#### What you are asked to do:
When you copy the entries, keep every word exactly as it stands.

#### Entries shown:
***

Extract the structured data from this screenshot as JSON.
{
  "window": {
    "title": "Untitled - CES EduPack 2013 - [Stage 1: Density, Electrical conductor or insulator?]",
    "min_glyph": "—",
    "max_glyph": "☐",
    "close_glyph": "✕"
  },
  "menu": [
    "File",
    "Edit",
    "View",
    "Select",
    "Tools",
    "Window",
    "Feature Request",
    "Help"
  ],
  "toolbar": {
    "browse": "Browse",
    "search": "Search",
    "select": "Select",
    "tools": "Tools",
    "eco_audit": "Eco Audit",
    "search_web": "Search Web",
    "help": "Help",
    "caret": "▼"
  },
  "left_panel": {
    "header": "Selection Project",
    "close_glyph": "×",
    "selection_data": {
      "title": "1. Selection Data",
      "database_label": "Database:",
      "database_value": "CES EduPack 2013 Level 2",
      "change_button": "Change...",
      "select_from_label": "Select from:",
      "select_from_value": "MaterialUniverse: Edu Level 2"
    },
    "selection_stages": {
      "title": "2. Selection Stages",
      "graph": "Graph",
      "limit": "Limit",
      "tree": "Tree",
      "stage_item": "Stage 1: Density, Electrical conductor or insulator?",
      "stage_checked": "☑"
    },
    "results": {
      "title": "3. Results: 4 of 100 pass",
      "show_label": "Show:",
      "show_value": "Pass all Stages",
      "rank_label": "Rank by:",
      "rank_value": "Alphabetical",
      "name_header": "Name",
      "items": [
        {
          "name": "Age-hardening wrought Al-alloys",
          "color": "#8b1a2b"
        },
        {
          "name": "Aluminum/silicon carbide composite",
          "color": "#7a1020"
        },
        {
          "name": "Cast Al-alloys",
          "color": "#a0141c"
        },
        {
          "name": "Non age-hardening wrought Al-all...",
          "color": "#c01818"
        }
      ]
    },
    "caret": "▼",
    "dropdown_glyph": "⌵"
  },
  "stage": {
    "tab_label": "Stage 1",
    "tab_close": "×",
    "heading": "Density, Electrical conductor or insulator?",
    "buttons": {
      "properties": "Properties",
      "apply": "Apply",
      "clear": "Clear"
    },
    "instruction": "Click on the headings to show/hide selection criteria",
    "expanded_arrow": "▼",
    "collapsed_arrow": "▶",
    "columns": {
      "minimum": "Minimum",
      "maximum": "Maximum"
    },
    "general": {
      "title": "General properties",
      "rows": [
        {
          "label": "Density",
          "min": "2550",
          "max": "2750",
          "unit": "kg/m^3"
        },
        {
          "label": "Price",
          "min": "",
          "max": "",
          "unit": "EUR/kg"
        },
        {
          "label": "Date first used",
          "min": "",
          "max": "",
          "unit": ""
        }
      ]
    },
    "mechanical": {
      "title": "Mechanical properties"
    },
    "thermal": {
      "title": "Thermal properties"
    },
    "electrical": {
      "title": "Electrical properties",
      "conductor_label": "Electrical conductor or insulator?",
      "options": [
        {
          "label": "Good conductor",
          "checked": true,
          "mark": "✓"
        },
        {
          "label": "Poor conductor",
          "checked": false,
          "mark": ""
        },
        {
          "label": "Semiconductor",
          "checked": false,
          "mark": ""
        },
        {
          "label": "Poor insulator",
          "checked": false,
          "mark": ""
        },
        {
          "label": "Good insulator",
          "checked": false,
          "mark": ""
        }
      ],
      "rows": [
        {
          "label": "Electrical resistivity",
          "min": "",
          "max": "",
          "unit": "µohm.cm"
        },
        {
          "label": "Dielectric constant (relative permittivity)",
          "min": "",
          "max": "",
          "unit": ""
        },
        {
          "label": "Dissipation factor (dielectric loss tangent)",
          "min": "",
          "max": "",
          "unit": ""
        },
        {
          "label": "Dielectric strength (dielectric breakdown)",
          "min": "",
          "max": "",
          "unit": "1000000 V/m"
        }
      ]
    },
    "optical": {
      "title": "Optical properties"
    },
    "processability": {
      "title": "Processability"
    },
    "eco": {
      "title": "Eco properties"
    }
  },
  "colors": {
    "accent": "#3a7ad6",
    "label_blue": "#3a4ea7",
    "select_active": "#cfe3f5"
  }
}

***

#### Exercise output:
Extract the structured data from this screenshot as JSON.
{
  "window": {
    "title": "Untitled - CES EduPack 2013 - [Stage 1: Density, Electrical conductor or insulator?]",
    "min_glyph": "—",
    "max_glyph": "☐",
    "close_glyph": "✕"
  },
  "menu": [
    "File",
    "Edit",
    "View",
    "Select",
    "Tools",
    "Window",
    "Feature Request",
    "Help"
  ],
  "toolbar": {
    "browse": "Browse",
    "search": "Search",
    "select": "Select",
    "tools": "Tools",
    "eco_audit": "Eco Audit",
    "search_web": "Search Web",
    "help": "Help",
    "caret": "▼"
  },
  "left_panel": {
    "header": "Selection Project",
    "close_glyph": "×",
    "selection_data": {
      "title": "1. Selection Data",
      "database_label": "Database:",
      "database_value": "CES EduPack 2013 Level 2",
      "change_button": "Change...",
      "select_from_label": "Select from:",
      "select_from_value": "MaterialUniverse: Edu Level 2"
    },
    "selection_stages": {
      "title": "2. Selection Stages",
      "graph": "Graph",
      "limit": "Limit",
      "tree": "Tree",
      "stage_item": "Stage 1: Density, Electrical conductor or insulator?",
      "stage_checked": "☑"
    },
    "results": {
      "title": "3. Results: 4 of 100 pass",
      "show_label": "Show:",
      "show_value": "Pass all Stages",
      "rank_label": "Rank by:",
      "rank_value": "Alphabetical",
      "name_header": "Name",
      "items": [
        {
          "name": "Age-hardening wrought Al-alloys",
          "color": "#8b1a2b"
        },
        {
          "name": "Aluminum/silicon carbide composite",
          "color": "#7a1020"
        },
        {
          "name": "Cast Al-alloys",
          "color": "#a0141c"
        },
        {
          "name": "Non age-hardening wrought Al-all...",
          "color": "#c01818"
        }
      ]
    },
    "caret": "▼",
    "dropdown_glyph": "⌵"
  },
  "stage": {
    "tab_label": "Stage 1",
    "tab_close": "×",
    "heading": "Density, Electrical conductor or insulator?",
    "buttons": {
      "properties": "Properties",
      "apply": "Apply",
      "clear": "Clear"
    },
    "instruction": "Click on the headings to show/hide selection criteria",
    "expanded_arrow": "▼",
    "collapsed_arrow": "▶",
    "columns": {
      "minimum": "Minimum",
      "maximum": "Maximum"
    },
    "general": {
      "title": "General properties",
      "rows": [
        {
          "label": "Density",
          "min": "2550",
          "max": "2750",
          "unit": "kg/m^3"
        },
        {
          "label": "Price",
          "min": "",
          "max": "",
          "unit": "EUR/kg"
        },
        {
          "label": "Date first used",
          "min": "",
          "max": "",
          "unit": ""
        }
      ]
    },
    "mechanical": {
      "title": "Mechanical properties"
    },
    "thermal": {
      "title": "Thermal properties"
    },
    "electrical": {
      "title": "Electrical properties",
      "conductor_label": "Electrical conductor or insulator?",
      "options": [
        {
          "label": "Good conductor",
          "checked": true,
          "mark": "✓"
        },
        {
          "label": "Poor conductor",
          "checked": false,
          "mark": ""
        },
        {
          "label": "Semiconductor",
          "checked": false,
          "mark": ""
        },
        {
          "label": "Poor insulator",
          "checked": false,
          "mark": ""
        },
        {
          "label": "Good insulator",
          "checked": false,
          "mark": ""
        }
      ],
      "rows": [
        {
          "label": "Electrical resistivity",
          "min": "",
          "max": "",
          "unit": "µohm.cm"
        },
        {
          "label": "Dielectric constant (relative permittivity)",
          "min": "",
          "max": "",
          "unit": ""
        },
        {
          "label": "Dissipation factor (dielectric loss tangent)",
          "min": "",
          "max": "",
          "unit": ""
        },
        {
          "label": "Dielectric strength (dielectric breakdown)",
          "min": "",
          "max": "",
          "unit": "1000000 V/m"
        }
      ]
    },
    "optical": {
      "title": "Optical properties"
    },
    "processability": {
      "title": "Processability"
    },
    "eco": {
      "title": "Eco properties"
    }
  },
  "colors": {
    "accent": "#3a7ad6",
    "label_blue": "#3a4ea7",
    "select_active": "#cfe3f5"
  }
}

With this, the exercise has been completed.